As the Brexit process moves forward and insurance companies prepare for the UK’s divorce from the European Union, stakeholders in the US are also getting ready for a new era of political and economic relations between the two countries.
The American Insurance Association (AIA), the trade association for leaders in the P/C insurance industry, announced on September 12 that it will be joining the new US-UK Financial and Related Professional Services Coalition in order to foster discussion from both sides of the pond on trade and investment, among other issues.
“With the advent of Brexit, the trade and regulatory relationship between the US and the UK may change significantly in the near future,” said Steve Simchak, vice president and chief international counsel for AIA who’s been leading the efforts on this coalition. “Since the UK and the US are arguably the two most [well-known] insurance markets in the world, we felt it was very important that the insurance industry both in the US and in the UK be part of the collaborative efforts amongst the financial services industries to engage with both of our governments on bilateral trade and regulatory issues.”
The formal coalition has only been in the works for the past few months, but the AIA decided that it would be a smart move to have more processes and structures in place for US and UK insurance industries to coordinate their communications with their governments and with each other, added Simchak.
The coalition has put forward three main themes: promote deeper regulatory cooperation for the benefit of market participants, clients, and investors; maximize cross-border market access; and recognize the important role that the changing technological landscape plays in financial services.
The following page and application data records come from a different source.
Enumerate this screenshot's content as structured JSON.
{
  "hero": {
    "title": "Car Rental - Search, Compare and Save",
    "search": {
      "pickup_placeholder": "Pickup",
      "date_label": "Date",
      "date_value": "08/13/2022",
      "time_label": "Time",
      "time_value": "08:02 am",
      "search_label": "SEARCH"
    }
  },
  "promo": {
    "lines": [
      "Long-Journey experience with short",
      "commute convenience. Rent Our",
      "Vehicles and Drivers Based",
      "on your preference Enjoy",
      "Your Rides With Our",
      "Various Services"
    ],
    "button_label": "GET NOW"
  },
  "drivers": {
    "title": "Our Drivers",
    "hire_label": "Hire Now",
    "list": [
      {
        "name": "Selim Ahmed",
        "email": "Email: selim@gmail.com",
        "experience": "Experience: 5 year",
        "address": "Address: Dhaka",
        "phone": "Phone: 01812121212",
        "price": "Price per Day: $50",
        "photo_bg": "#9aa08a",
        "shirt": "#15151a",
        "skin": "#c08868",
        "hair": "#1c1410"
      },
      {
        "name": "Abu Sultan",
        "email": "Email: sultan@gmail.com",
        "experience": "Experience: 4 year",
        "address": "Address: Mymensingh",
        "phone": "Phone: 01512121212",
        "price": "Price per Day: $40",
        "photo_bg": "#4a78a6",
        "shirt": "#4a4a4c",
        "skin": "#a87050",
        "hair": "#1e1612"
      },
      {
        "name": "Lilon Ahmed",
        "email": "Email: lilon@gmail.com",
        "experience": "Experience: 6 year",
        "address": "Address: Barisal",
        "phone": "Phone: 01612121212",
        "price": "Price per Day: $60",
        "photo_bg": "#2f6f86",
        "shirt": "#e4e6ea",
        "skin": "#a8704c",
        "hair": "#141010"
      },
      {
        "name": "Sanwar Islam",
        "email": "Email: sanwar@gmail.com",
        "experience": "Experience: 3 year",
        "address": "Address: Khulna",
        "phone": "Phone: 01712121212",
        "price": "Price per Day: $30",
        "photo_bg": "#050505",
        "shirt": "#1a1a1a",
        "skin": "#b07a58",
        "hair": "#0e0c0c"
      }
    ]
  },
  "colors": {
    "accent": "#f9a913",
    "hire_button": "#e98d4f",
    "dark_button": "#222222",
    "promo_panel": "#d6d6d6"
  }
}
“That’s an emerging area with both governments right now, so we thought it would be a useful purpose for this coalition to communicate with our governments about the best way to regulate fintech and insurtech, and whether there can be some transatlantic or US-UK regulatory cooperation on fintech and insurtech,” said Simchak.
The uncertainty in what a post-Brexit world will look like is one of the challenges that Simchak predicts will impact the coalition, but likewise underscores its importance.
“The Brexit process is ongoing and nobody knows yet what the financial services relationship between the UK and the EU will be, which of course will then inform the relationship between the UK and the US,” he explained. “Recognizing that there will be challenges in negotiating agreements and in structuring the new relationship between the US and the UK is really one of the reasons why we formed this coalition. We’ll do better as an industry in our ability to inform our governments if we can work together to overcome those challenges.”